As a plastics manufacturer, Elite Plastics has a long list of unique vocabulary, so we’ve compiled some of the most common tooling terms used when discussing projects with our customers here:

Taking a tool down: A common process of performing maintenance on a tool

Venting a tool: Creating an opening in the cavity so that gasses can escape while material is being injected into the tool

Inserting a tool: This occurs when a damaged section of steel is replaced for repair or when multiple versions are slightly different

Tool crash: Like a car crash, this can happen in both major and minor incidents, but it means a tool has been damaged

Qualifying a tool: Establishing a manufacturing process that is both repeatable and stable

By Bruce Wold
Thursday, July 16, 2015 - 12:05

In this latest post of our tooling classification blog series, we will be discussing the most commonly used tool here at Elite Plastics: class 102.

Classification 102 is a higher volume production tool and is generally heat treated for wear resistance. This is important because the tool warranty is on the higher end of the spectrum, from around 500,000 to 1 million parts. As a higher production mold, this tool has tighter tolerances.

Read our other blogs in the classification series:

Tooling classification overview: 104 (part 1 of 4)

Tooling classification overview: 103 (part 2 of 4)

Tooling classification overview: 101 (part 4 of 4)

By Bruce Wold
Thursday, July 2, 2015 - 10:48

Every molded part requires a tool and these are classified on a sliding scaled based on material type, warranty, part design and the tool configuration.
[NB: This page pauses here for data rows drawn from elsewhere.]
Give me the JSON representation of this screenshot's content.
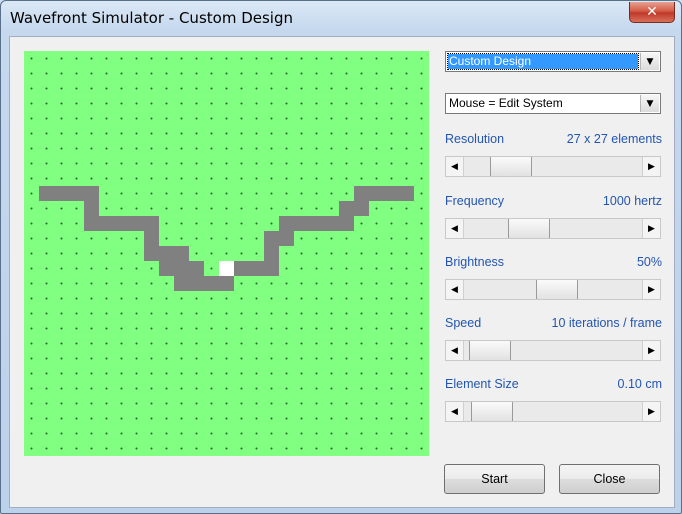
{
  "window": {
    "title": "Wavefront Simulator - Custom Design",
    "close_glyph": "✕"
  },
  "design_select": {
    "value": "Custom Design"
  },
  "mouse_mode_select": {
    "value": "Mouse = Edit System"
  },
  "controls": {
    "resolution": {
      "label": "Resolution",
      "value": "27 x 27 elements",
      "position": 0.19
    },
    "frequency": {
      "label": "Frequency",
      "value": "1000 hertz",
      "position": 0.32
    },
    "brightness": {
      "label": "Brightness",
      "value": "50%",
      "position": 0.53
    },
    "speed": {
      "label": "Speed",
      "value": "10 iterations / frame",
      "position": 0.04
    },
    "element_size": {
      "label": "Element Size",
      "value": "0.10 cm",
      "position": 0.05
    }
  },
  "buttons": {
    "start": "Start",
    "close": "Close"
  },
  "icons": {
    "arrow_left": "◀",
    "arrow_right": "▶",
    "arrow_down": "▼"
  },
  "grid": {
    "size": 27,
    "background_color": "#80ff80",
    "wall_color": "#808080",
    "source_color": "#ffffff",
    "wall_cells": [
      [
        9,
        1
      ],
      [
        9,
        2
      ],
      [
        9,
        3
      ],
      [
        9,
        4
      ],
      [
        10,
        4
      ],
      [
        11,
        4
      ],
      [
        11,
        5
      ],
      [
        11,
        6
      ],
      [
        11,
        7
      ],
      [
        11,
        8
      ],
      [
        12,
        8
      ],
      [
        13,
        8
      ],
      [
        13,
        9
      ],
      [
        13,
        10
      ],
      [
        14,
        9
      ],
      [
        14,
        10
      ],
      [
        14,
        11
      ],
      [
        15,
        10
      ],
      [
        15,
        11
      ],
      [
        15,
        12
      ],
      [
        15,
        13
      ],
      [
        14,
        14
      ],
      [
        14,
        15
      ],
      [
        14,
        16
      ],
      [
        13,
        16
      ],
      [
        12,
        16
      ],
      [
        12,
        17
      ],
      [
        11,
        17
      ],
      [
        11,
        18
      ],
      [
        11,
        19
      ],
      [
        11,
        20
      ],
      [
        11,
        21
      ],
      [
        10,
        21
      ],
      [
        10,
        22
      ],
      [
        9,
        22
      ],
      [
        9,
        23
      ],
      [
        9,
        24
      ],
      [
        9,
        25
      ]
    ],
    "source_cells": [
      [
        14,
        13
      ]
    ]
  }
}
During this blog series we will discuss the four types of tool classifications available including 104, 103, 102, and 101.
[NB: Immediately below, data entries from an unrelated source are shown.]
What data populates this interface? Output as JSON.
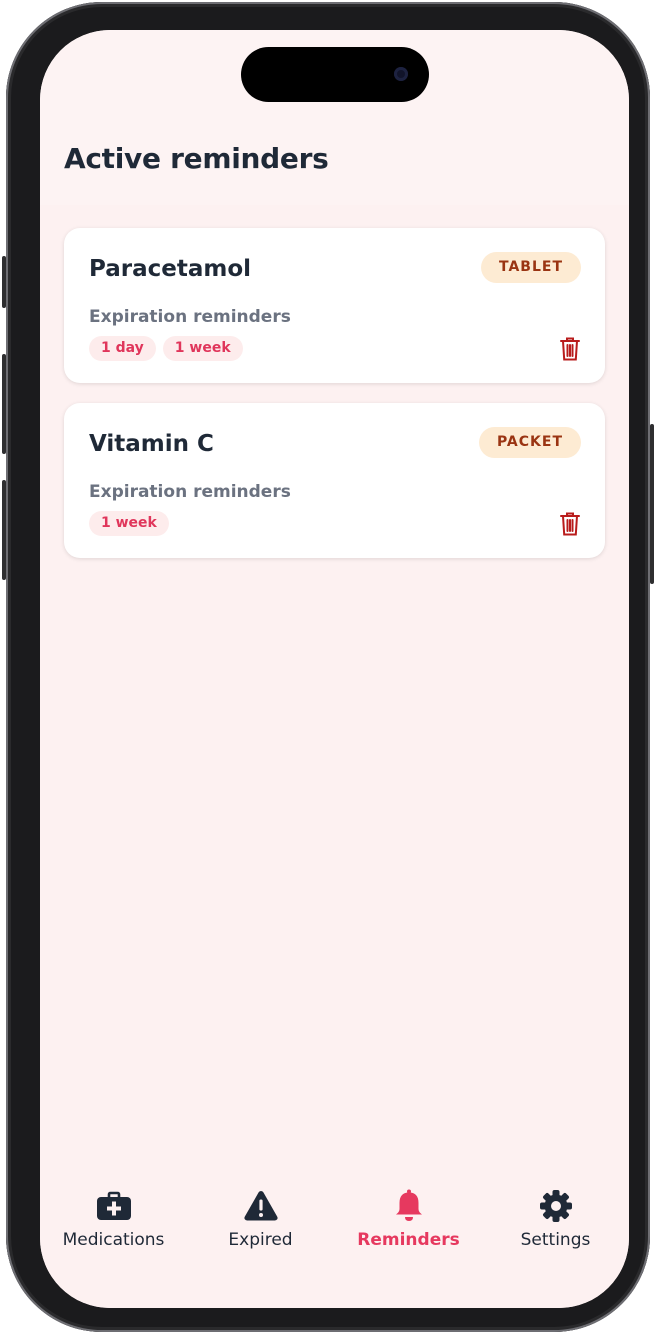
{
  "header": {
    "title": "Active reminders"
  },
  "reminders": [
    {
      "name": "Paracetamol",
      "type": "TABLET",
      "section_label": "Expiration reminders",
      "chips": [
        "1 day",
        "1 week"
      ]
    },
    {
      "name": "Vitamin C",
      "type": "PACKET",
      "section_label": "Expiration reminders",
      "chips": [
        "1 week"
      ]
    }
  ],
  "tabs": [
    {
      "label": "Medications",
      "icon": "medical-kit-icon",
      "active": false
    },
    {
      "label": "Expired",
      "icon": "warning-icon",
      "active": false
    },
    {
      "label": "Reminders",
      "icon": "bell-icon",
      "active": true
    },
    {
      "label": "Settings",
      "icon": "gear-icon",
      "active": false
    }
  ],
  "colors": {
    "accent": "#e6395f",
    "background": "#fdf1f1",
    "badge_bg": "#fdebd3",
    "badge_text": "#9a3412",
    "trash": "#b91c1c"
  }
}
In this blog, we will start by focusing on the 104 classification in particular.

The 104 classification is also known as prototype or bridge tooling. These tools are most commonly made out of aluminum, making them the most fragile of the classification options. Because of this fragility, these tools are more easily damaged and degradable than other tool classifications. This limits the amount of parts that the tool can successfully make, meaning that it has a limited warranty.
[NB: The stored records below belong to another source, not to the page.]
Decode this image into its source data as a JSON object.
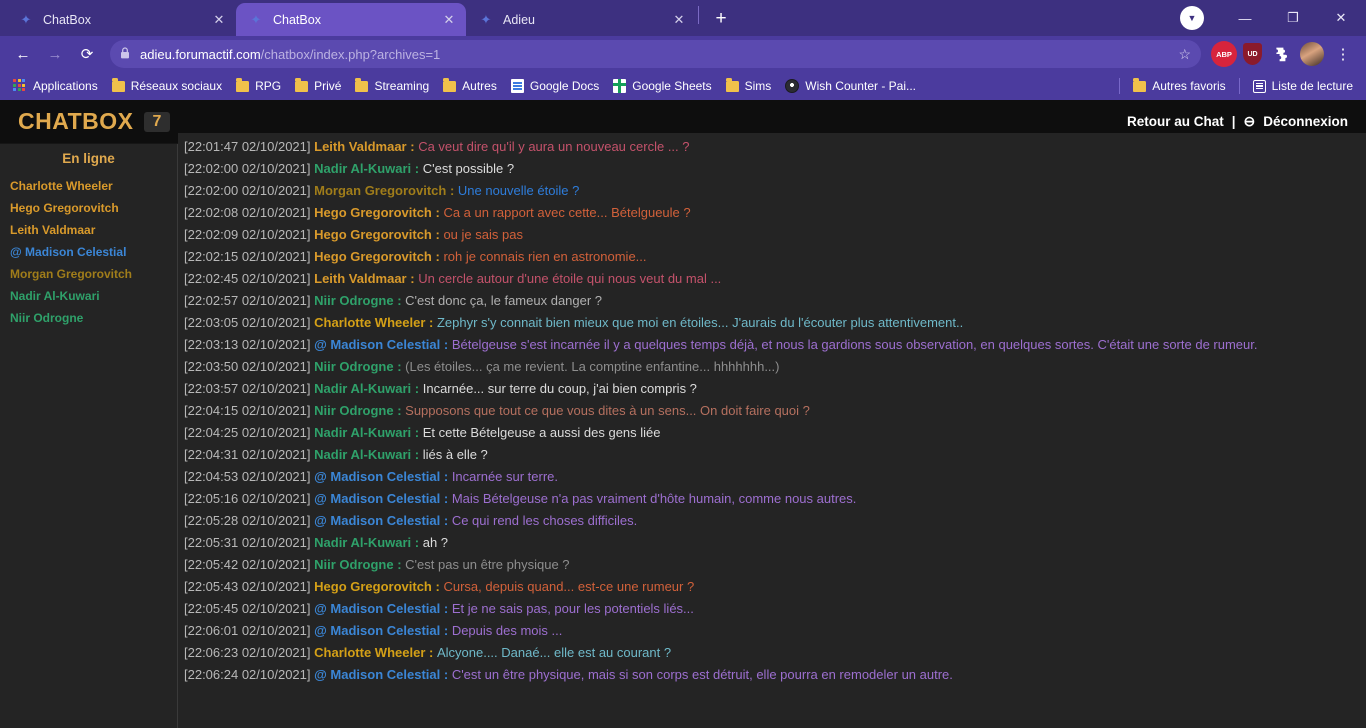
{
  "browser": {
    "tabs": [
      {
        "title": "ChatBox",
        "active": false,
        "favicon": "star-favicon"
      },
      {
        "title": "ChatBox",
        "active": true,
        "favicon": "star-favicon"
      },
      {
        "title": "Adieu",
        "active": false,
        "favicon": "star-favicon"
      }
    ],
    "new_tab_label": "+",
    "close_label": "✕",
    "window_controls": {
      "minimize": "—",
      "maximize": "❐",
      "close": "✕"
    },
    "profile_badge": "▼",
    "nav": {
      "back": "←",
      "forward": "→",
      "reload": "⟳"
    },
    "omnibox": {
      "lock": "🔒",
      "url_domain": "adieu.forumactif.com",
      "url_path": "/chatbox/index.php?archives=1",
      "star": "☆"
    },
    "extensions": [
      {
        "name": "adblock-plus-extension",
        "label": "ABP"
      },
      {
        "name": "ublock-extension",
        "label": "UD"
      },
      {
        "name": "puzzle-extension",
        "label": "❖"
      }
    ],
    "menu_label": "⋮",
    "bookmarks": [
      {
        "label": "Applications",
        "icon": "apps-grid-icon"
      },
      {
        "label": "Réseaux sociaux",
        "icon": "folder-icon"
      },
      {
        "label": "RPG",
        "icon": "folder-icon"
      },
      {
        "label": "Privé",
        "icon": "folder-icon"
      },
      {
        "label": "Streaming",
        "icon": "folder-icon"
      },
      {
        "label": "Autres",
        "icon": "folder-icon"
      },
      {
        "label": "Google Docs",
        "icon": "google-docs-icon"
      },
      {
        "label": "Google Sheets",
        "icon": "google-sheets-icon"
      },
      {
        "label": "Sims",
        "icon": "folder-icon"
      },
      {
        "label": "Wish Counter - Pai...",
        "icon": "wish-counter-icon"
      }
    ],
    "bookmarks_right": [
      {
        "label": "Autres favoris",
        "icon": "folder-icon"
      },
      {
        "label": "Liste de lecture",
        "icon": "reading-list-icon"
      }
    ]
  },
  "chatbox": {
    "title": "CHATBOX",
    "badge": "7",
    "back_to_chat": "Retour au Chat",
    "separator": "|",
    "logout_icon": "⊖",
    "logout": "Déconnexion",
    "online_title": "En ligne",
    "online_users": [
      {
        "name": "Charlotte Wheeler",
        "color": "#d99a2b"
      },
      {
        "name": "Hego Gregorovitch",
        "color": "#d99a2b"
      },
      {
        "name": "Leith Valdmaar",
        "color": "#d99a2b"
      },
      {
        "name": "@ Madison Celestial",
        "color": "#3b86d6"
      },
      {
        "name": "Morgan Gregorovitch",
        "color": "#a07d1a"
      },
      {
        "name": "Nadir Al-Kuwari",
        "color": "#2fa16a"
      },
      {
        "name": "Niir Odrogne",
        "color": "#2fa16a"
      }
    ],
    "messages": [
      {
        "time": "[22:01:47 02/10/2021]",
        "author": "Leith Valdmaar",
        "author_color": "#d99a2b",
        "text": "Ca veut dire qu'il y aura un nouveau cercle ... ?",
        "text_color": "#c4526b"
      },
      {
        "time": "[22:02:00 02/10/2021]",
        "author": "Nadir Al-Kuwari",
        "author_color": "#2fa16a",
        "text": "C'est possible ?",
        "text_color": "#dcdcdc"
      },
      {
        "time": "[22:02:00 02/10/2021]",
        "author": "Morgan Gregorovitch",
        "author_color": "#a07d1a",
        "text": "Une nouvelle étoile ?",
        "text_color": "#2e7ddb"
      },
      {
        "time": "[22:02:08 02/10/2021]",
        "author": "Hego Gregorovitch",
        "author_color": "#d99a2b",
        "text": "Ca a un rapport avec cette... Bételgueule ?",
        "text_color": "#d2613a"
      },
      {
        "time": "[22:02:09 02/10/2021]",
        "author": "Hego Gregorovitch",
        "author_color": "#d99a2b",
        "text": "ou je sais pas",
        "text_color": "#d2613a"
      },
      {
        "time": "[22:02:15 02/10/2021]",
        "author": "Hego Gregorovitch",
        "author_color": "#d99a2b",
        "text": "roh je connais rien en astronomie...",
        "text_color": "#d2613a"
      },
      {
        "time": "[22:02:45 02/10/2021]",
        "author": "Leith Valdmaar",
        "author_color": "#d99a2b",
        "text": "Un cercle autour d'une étoile qui nous veut du mal ...",
        "text_color": "#c4526b"
      },
      {
        "time": "[22:02:57 02/10/2021]",
        "author": "Niir Odrogne",
        "author_color": "#2fa16a",
        "text": "C'est donc ça, le fameux danger ?",
        "text_color": "#b0b0b0"
      },
      {
        "time": "[22:03:05 02/10/2021]",
        "author": "Charlotte Wheeler",
        "author_color": "#d4a017",
        "text": "Zephyr s'y connait bien mieux que moi en étoiles... J'aurais du l'écouter plus attentivement..",
        "text_color": "#6fb9c9"
      },
      {
        "time": "[22:03:13 02/10/2021]",
        "author": "@ Madison Celestial",
        "author_color": "#3b86d6",
        "text": "Bételgeuse s'est incarnée il y a quelques temps déjà, et nous la gardions sous observation, en quelques sortes. C'était une sorte de rumeur.",
        "text_color": "#9d6fd0"
      },
      {
        "time": "[22:03:50 02/10/2021]",
        "author": "Niir Odrogne",
        "author_color": "#2fa16a",
        "text": "(Les étoiles... ça me revient. La comptine enfantine... hhhhhhh...)",
        "text_color": "#8e8e8e"
      },
      {
        "time": "[22:03:57 02/10/2021]",
        "author": "Nadir Al-Kuwari",
        "author_color": "#2fa16a",
        "text": "Incarnée... sur terre du coup, j'ai bien compris ?",
        "text_color": "#dcdcdc"
      },
      {
        "time": "[22:04:15 02/10/2021]",
        "author": "Niir Odrogne",
        "author_color": "#2fa16a",
        "text": "Supposons que tout ce que vous dites à un sens... On doit faire quoi ?",
        "text_color": "#b5705f"
      },
      {
        "time": "[22:04:25 02/10/2021]",
        "author": "Nadir Al-Kuwari",
        "author_color": "#2fa16a",
        "text": "Et cette Bételgeuse a aussi des gens liée",
        "text_color": "#dcdcdc"
      },
      {
        "time": "[22:04:31 02/10/2021]",
        "author": "Nadir Al-Kuwari",
        "author_color": "#2fa16a",
        "text": "liés à elle ?",
        "text_color": "#dcdcdc"
      },
      {
        "time": "[22:04:53 02/10/2021]",
        "author": "@ Madison Celestial",
        "author_color": "#3b86d6",
        "text": "Incarnée sur terre.",
        "text_color": "#9d6fd0"
      },
      {
        "time": "[22:05:16 02/10/2021]",
        "author": "@ Madison Celestial",
        "author_color": "#3b86d6",
        "text": "Mais Bételgeuse n'a pas vraiment d'hôte humain, comme nous autres.",
        "text_color": "#9d6fd0"
      },
      {
        "time": "[22:05:28 02/10/2021]",
        "author": "@ Madison Celestial",
        "author_color": "#3b86d6",
        "text": "Ce qui rend les choses difficiles.",
        "text_color": "#9d6fd0"
      },
      {
        "time": "[22:05:31 02/10/2021]",
        "author": "Nadir Al-Kuwari",
        "author_color": "#2fa16a",
        "text": "ah ?",
        "text_color": "#dcdcdc"
      },
      {
        "time": "[22:05:42 02/10/2021]",
        "author": "Niir Odrogne",
        "author_color": "#2fa16a",
        "text": "C'est pas un être physique ?",
        "text_color": "#8e8e8e"
      },
      {
        "time": "[22:05:43 02/10/2021]",
        "author": "Hego Gregorovitch",
        "author_color": "#d4a017",
        "text": "Cursa, depuis quand... est-ce une rumeur ?",
        "text_color": "#d2613a"
      },
      {
        "time": "[22:05:45 02/10/2021]",
        "author": "@ Madison Celestial",
        "author_color": "#3b86d6",
        "text": "Et je ne sais pas, pour les potentiels liés...",
        "text_color": "#9d6fd0"
      },
      {
        "time": "[22:06:01 02/10/2021]",
        "author": "@ Madison Celestial",
        "author_color": "#3b86d6",
        "text": "Depuis des mois ...",
        "text_color": "#9d6fd0"
      },
      {
        "time": "[22:06:23 02/10/2021]",
        "author": "Charlotte Wheeler",
        "author_color": "#d4a017",
        "text": "Alcyone.... Danaé... elle est au courant ?",
        "text_color": "#6fb9c9"
      },
      {
        "time": "[22:06:24 02/10/2021]",
        "author": "@ Madison Celestial",
        "author_color": "#3b86d6",
        "text": "C'est un être physique, mais si son corps est détruit, elle pourra en remodeler un autre.",
        "text_color": "#9d6fd0"
      }
    ]
  }
}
Because class 104 tooling is so fragile, Elite Plastics tends to steer away from using it when other classification options are available. However, it can be popular for low volume and lost cost projects.

Read our other blogs in the classification series:

Tooling classification overview: 103 (part 2 of 4)

Tooling classification overview: 102 (part 3 of 4)

Tooling classification overview: 101 (part 4 of 4)

By Chris Passanante
Tuesday, September 4, 2012 - 16:26


In the last post we announced our new machining capabilities at Elite Plastics. This week I want to touch on the benefits of plastic machining.

  • Cost
    • Depending on order quantity, utilizing machining over a tool can result in significant savings. For lower volume parts, tooling isn’t necessary – eliminating the cost of tooling, and reducing the NRE (non-recurring engineering).
  • Prototyping
    • Need a quick prototype of a new part? Machining allows for fast turnaround of prototypes, while also making prototyping of plastic parts affordable, by cutting out the tool cost.
  • Quality control
    • Having our own machining capabilities means increased control over our quality and production. By not having to sub contract machining, everything can be done in house. This means less handling and paperwork and ensures the GM Nameplate quality and level of detail.
  • Fine Trimming/De-gating
    • Many parts require a smooth finish. Machining can be used to remove the gate from an injection molded part, making the surface smooth and gate free.
  • Taping holes
    • Machining allows the ability for holes to be taped rather than using an unscrewing tool. The result is a huge cost savings, depending on quantity, and allows better control of threads and holes.
  • Tooling or Machining
    • There are many factors to consider when deciding whether or not to use a tool or machining. Well, machining may eliminate the tooling cost it increases the price per part, so depending on volume size tooling may be more affordable. But if you need to change an existing part, secondary machining may make more sense.

To learn more about the benefits of plastic machining at what capability is the best fit for your part, please contact Elite Plastics.